By Rick DelVecchio
Chronicle Staff Writer
A program that could save city welfare recipients at least $50 a month on housing costs will be tested in the next two weeks at Tenderloin hotels, its sponsor said yesterday.
Randy Shaw, executive director of the Tenderloin Housing Clinic said he already has “definite commitments” from hotel operators who want to participate in a pilot project that would assist 75 to 100 recipients of city General Assistance funds.
The project is a key feature of a new Agnos administration policy aimed at finding permanent housing for homeless welfare recipients and thus reducing the cost of the city’s $6 million-a-year emergency housing program.
The Social Services Commission voted unanimously yesterday to endorse the policy as a concept without discussing its specifics.
The Tenderloin hotel project is expected to have an immediate effect on welfare recipients who drift in and out of homelessness.
Under the experiment, welfare recipients will pay for their rooms a month in advance. In return for this occupancy guarantee, the hotels will be asked to charge lower rates.
The idea has been floated for years but received city backing after Agnos appointed Julia Lopez general manager of the Social Services Department in June.
The details have yet to be worked out by hotel managers, who must set aside a limited number of rooms. The monthly rates are being negotiated, but Shaw believes the hotels will agree to rents in the $250 to $275 range for single rooms.
The city has agreed to forward to Shaw’s agency the monthly payments of any welfare recipients who participate. Shaw then would write checks to the hotels and hand over the balance to the recipients.
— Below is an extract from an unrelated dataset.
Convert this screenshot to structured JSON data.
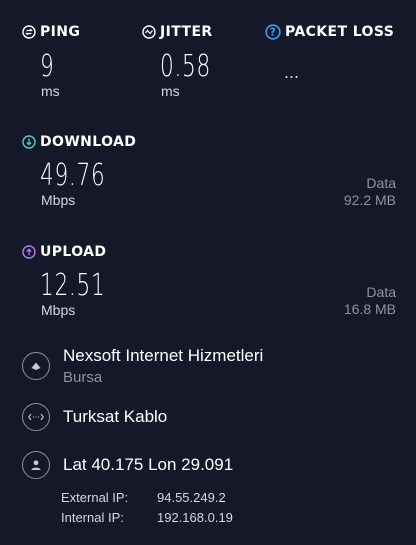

Hank Wilson, who runs the Ambassador Hotel, endorsed the idea.
“To me, the important thing is to give stability to people who have been urban gypsies,” said Wilson, who houses a number of transient welfare recipients. He declined to say what, if any, deal he is prepared to offer on rates.
Gerda Kircher, co-worker of several hotels, said she would male some rooms available to welfare recipients. She also would not discuss the financial terms.
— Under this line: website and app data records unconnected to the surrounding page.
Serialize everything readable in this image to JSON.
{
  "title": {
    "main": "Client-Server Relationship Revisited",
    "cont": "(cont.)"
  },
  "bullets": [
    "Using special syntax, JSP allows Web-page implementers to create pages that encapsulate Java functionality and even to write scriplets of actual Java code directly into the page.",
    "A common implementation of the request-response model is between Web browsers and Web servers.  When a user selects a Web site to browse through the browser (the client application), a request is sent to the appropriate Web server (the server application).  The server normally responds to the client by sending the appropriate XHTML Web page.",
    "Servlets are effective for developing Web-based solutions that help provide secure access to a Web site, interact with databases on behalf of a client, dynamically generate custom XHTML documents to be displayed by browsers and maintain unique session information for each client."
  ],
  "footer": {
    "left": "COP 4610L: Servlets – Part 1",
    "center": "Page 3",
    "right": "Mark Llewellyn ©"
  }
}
Advocates of the homeless and members of the Social Services Commission generally spoke favorably of the plan. But one commissioner, Marilyn Borovoy, questioned why hotels would agree to lower their rates when the demand for housing is so high.